It seems that the cost of going to elementary school in going up in a big way. I note that parents of these young students receive a list of necessary items the student will need from the school just to get started on day one of classes. One harried mother told me that the items cost her almost one hundred dollars from a major discount store for her third grade son.
This ritual is now followed every August. You must reluctantly drag your still-in-a-summer-vacation-mood bones to the store with your child and pick out the stuff that you need at the hated “Back to School” sale.
Back in the days when I was in elementary school no list of needed items were sent to my parents. I went to the first day of classes with two soft lead pencils, and eraser, a ruler, a compass for drawing perfect circles, a plastic protractor, and a huge monstrosity made of processed wood pulp known as a Big Chief tablet. We students had to furnish our own crayons, and paste when we got into the “cut and paste” class. My mother would make up a recipe of flour and water to use as paste. It worked wonderfully for a while until it began to sour.
The Big Chief tablet was a staple for elementary students. Had you walked into my classroom at the San Augustine elementary school in 1947 you would have seen rows of small chairs with built-in-tabletops, each with a red Big Chief tablet nearby, ready to record the thoughts of its juvenile owner. The Big Chief tablet was preferred for use by elementary students because it had around seventy-five lined pages. The lines were wider apart which made more room for use in learning to print letters, or learn cursive writing. After all, second graders were simply not ready for finer-lined spiral notebooks.
It is interesting that the noted Big Chief tablet has disappeared from the school scene. This tablet was the brainchild of William Ablrecht, whose family had a stationery business in Quincy, Illinois. In 1906 he opened the Western Tablet Company in St. Joseph, Missouri, and it became the world’s largest paper tablet producer. Western Tablet Company trademarked the Big Chief in 1947.
Western Tablet expanded in the 1920s and moved its headquarters to Dayton, Ohio, but most of the manufacturing components remained in St. Joseph. In 1964 it was renamed “Westab”. The Big Chief peaked in usage in the 1960s when another Westab invention – the spiral notebook – began to claim larger market share. In 1966 the Mead Corporation acquired the Western Tablet. After another company merger the Big Chief tablet was discontinued after some eighty years of production.
It is said that Mr. Michael Martin, a Caddo Indian chief, was used as a model for the fierce looking Indian on the tablet’s cover. However, that could not be verified. The Indian on the cover looked like he was ready to take over Alcatraz, or anyone else who got in his way.

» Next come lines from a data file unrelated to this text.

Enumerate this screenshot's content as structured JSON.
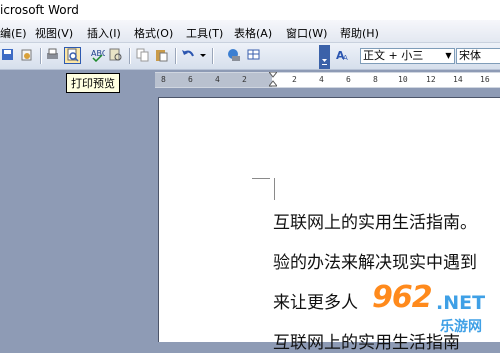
{
  "window": {
    "title": "icrosoft Word"
  },
  "menu": [
    "编(E)",
    "视图(V)",
    "插入(I)",
    "格式(O)",
    "工具(T)",
    "表格(A)",
    "窗口(W)",
    "帮助(H)"
  ],
  "toolbar": {
    "style_combo": "正文 + 小三",
    "font_combo": "宋体",
    "tooltip": "打印预览"
  },
  "ruler": {
    "ticks": [
      "8",
      "6",
      "4",
      "2",
      "2",
      "4",
      "6",
      "8",
      "10",
      "12",
      "14",
      "16"
    ]
  },
  "document": {
    "lines": [
      "互联网上的实用生活指南。",
      "验的办法来解决现实中遇到",
      "来让更多人",
      "互联网上的实用生活指南"
    ]
  },
  "watermark": {
    "logo": "962",
    "net": ".NET",
    "cn": "乐游网"
  }
}
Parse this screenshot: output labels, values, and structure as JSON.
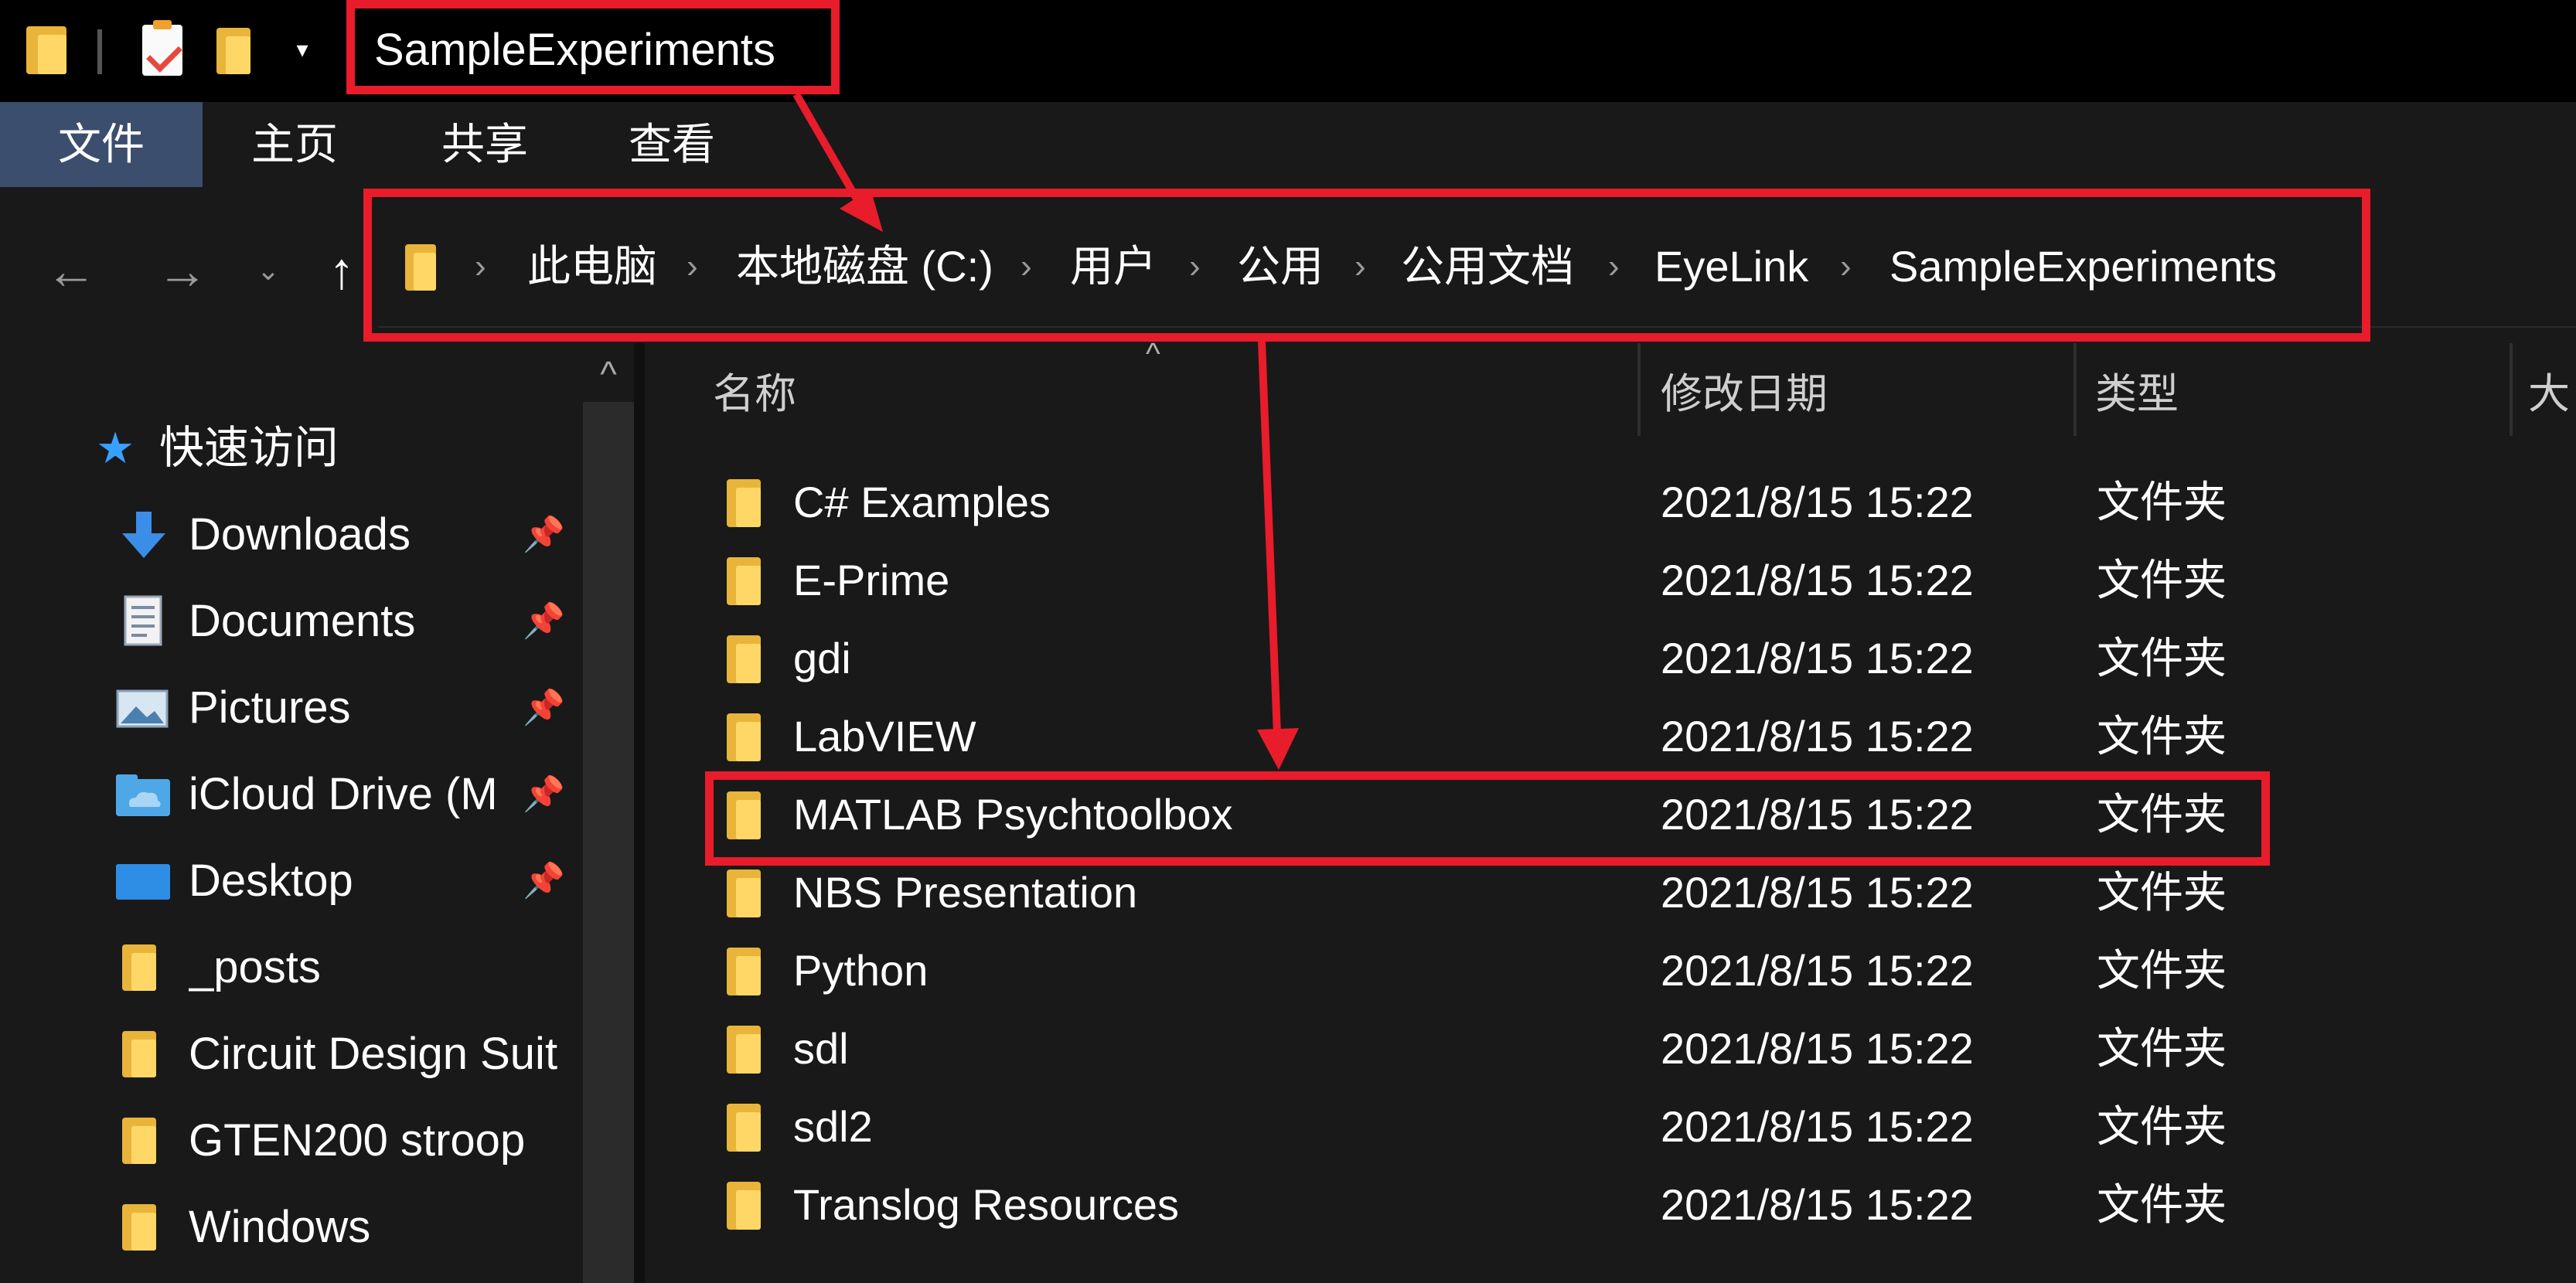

John-Boy Walton used a Big Chief tablet to hone the writing skills that would get him off the farm and become a professional writer. So many generations of kids used the Big Chief you would have thought they would last forever. Not so. The last Big Chief rolled out of the factory in January, 2001. I suppose that the Big Chief tablets would now be labeled as politically incorrect, along with about 90% of the things with which I grew up. But, that is progress, I suppose.
“THE BIG CHIEF”
BY: NEAL MURPHY
107 HEMLOCK STREET
PO BOX 511
SAN AUGUSTINE, TX 75972